Interface dataset entries
==*==

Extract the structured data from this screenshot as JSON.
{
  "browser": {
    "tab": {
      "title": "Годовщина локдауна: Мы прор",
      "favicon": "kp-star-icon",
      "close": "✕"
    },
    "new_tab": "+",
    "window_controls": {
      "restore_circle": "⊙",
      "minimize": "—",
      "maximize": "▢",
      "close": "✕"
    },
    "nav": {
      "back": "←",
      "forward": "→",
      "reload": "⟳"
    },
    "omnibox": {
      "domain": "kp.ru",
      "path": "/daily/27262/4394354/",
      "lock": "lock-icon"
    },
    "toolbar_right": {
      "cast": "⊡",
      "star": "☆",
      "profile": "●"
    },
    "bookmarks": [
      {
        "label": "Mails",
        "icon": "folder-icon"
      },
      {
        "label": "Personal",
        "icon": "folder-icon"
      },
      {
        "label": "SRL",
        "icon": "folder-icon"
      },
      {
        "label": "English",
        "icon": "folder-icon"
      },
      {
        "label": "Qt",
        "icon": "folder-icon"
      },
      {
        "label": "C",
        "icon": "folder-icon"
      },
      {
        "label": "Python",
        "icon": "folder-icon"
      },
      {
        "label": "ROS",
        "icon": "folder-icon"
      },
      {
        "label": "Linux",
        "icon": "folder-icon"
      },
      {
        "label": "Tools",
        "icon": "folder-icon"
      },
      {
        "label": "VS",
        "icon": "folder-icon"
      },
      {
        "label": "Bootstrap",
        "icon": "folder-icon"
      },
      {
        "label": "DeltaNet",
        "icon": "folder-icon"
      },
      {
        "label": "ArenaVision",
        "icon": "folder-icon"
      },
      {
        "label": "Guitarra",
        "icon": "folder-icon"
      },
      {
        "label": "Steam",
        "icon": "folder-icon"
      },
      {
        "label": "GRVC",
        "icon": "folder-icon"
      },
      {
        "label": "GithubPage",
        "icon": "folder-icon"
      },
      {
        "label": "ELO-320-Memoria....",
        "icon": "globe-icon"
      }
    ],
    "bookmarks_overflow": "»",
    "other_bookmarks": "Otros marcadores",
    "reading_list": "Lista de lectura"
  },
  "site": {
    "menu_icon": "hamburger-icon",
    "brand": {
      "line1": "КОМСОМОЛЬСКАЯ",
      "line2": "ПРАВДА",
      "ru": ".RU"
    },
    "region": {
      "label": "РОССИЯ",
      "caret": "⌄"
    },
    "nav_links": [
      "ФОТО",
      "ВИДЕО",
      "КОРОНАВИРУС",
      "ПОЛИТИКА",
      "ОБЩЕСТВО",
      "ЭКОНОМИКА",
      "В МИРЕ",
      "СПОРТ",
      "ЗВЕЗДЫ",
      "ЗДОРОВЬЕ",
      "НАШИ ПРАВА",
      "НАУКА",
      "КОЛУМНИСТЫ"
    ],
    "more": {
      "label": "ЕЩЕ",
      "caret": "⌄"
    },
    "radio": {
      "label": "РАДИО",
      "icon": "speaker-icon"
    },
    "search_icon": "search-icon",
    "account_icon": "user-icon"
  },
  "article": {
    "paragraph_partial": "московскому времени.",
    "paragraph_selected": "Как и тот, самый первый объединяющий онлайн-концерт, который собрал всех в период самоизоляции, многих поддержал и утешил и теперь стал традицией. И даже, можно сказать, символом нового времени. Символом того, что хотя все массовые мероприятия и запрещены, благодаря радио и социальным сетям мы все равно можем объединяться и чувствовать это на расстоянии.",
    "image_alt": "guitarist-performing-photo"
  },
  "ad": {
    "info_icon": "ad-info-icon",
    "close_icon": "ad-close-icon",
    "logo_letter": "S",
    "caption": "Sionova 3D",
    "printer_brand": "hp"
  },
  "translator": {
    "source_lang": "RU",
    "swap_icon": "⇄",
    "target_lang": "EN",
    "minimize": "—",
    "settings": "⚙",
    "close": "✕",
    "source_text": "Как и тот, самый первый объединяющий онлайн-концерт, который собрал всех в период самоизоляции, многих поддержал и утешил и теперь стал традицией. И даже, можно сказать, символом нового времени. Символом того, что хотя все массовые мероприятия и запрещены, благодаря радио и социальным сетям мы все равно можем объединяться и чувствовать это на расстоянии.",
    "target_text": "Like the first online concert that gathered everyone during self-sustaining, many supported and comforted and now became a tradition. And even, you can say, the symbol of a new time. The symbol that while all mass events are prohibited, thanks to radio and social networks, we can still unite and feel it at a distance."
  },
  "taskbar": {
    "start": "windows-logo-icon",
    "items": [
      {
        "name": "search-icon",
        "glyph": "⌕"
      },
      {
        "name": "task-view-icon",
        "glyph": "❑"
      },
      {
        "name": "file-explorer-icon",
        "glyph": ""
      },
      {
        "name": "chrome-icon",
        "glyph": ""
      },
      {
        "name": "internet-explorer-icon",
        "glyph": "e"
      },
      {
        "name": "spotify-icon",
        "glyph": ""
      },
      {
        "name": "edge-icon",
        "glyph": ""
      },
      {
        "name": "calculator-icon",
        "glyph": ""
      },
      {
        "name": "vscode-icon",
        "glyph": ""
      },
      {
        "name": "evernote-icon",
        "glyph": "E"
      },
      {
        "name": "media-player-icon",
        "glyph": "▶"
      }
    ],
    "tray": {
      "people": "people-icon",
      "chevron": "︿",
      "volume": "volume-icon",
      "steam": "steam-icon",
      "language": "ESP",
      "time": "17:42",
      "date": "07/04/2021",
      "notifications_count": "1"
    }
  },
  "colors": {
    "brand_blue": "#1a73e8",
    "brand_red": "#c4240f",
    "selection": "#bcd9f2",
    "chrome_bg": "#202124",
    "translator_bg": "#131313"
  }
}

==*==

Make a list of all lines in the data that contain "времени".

## RESULT
    "paragraph_partial": "московскому времени.",
    "paragraph_selected": "Как и тот, самый первый объединяющий онлайн-концерт, который собрал всех в период самоизоляции, многих поддержал и утешил и теперь стал традицией. И даже, можно сказать, символом нового времени. Символом того, что хотя все массовые мероприятия и запрещены, благодаря радио и социальным сетям мы все равно можем объединяться и чувствовать это на расстоянии.",
    "source_text": "Как и тот, самый первый объединяющий онлайн-концерт, который собрал всех в период самоизоляции, многих поддержал и утешил и теперь стал традицией. И даже, можно сказать, символом нового времени. Символом того, что хотя все массовые мероприятия и запрещены, благодаря радио и социальным сетям мы все равно можем объединяться и чувствовать это на расстоянии.",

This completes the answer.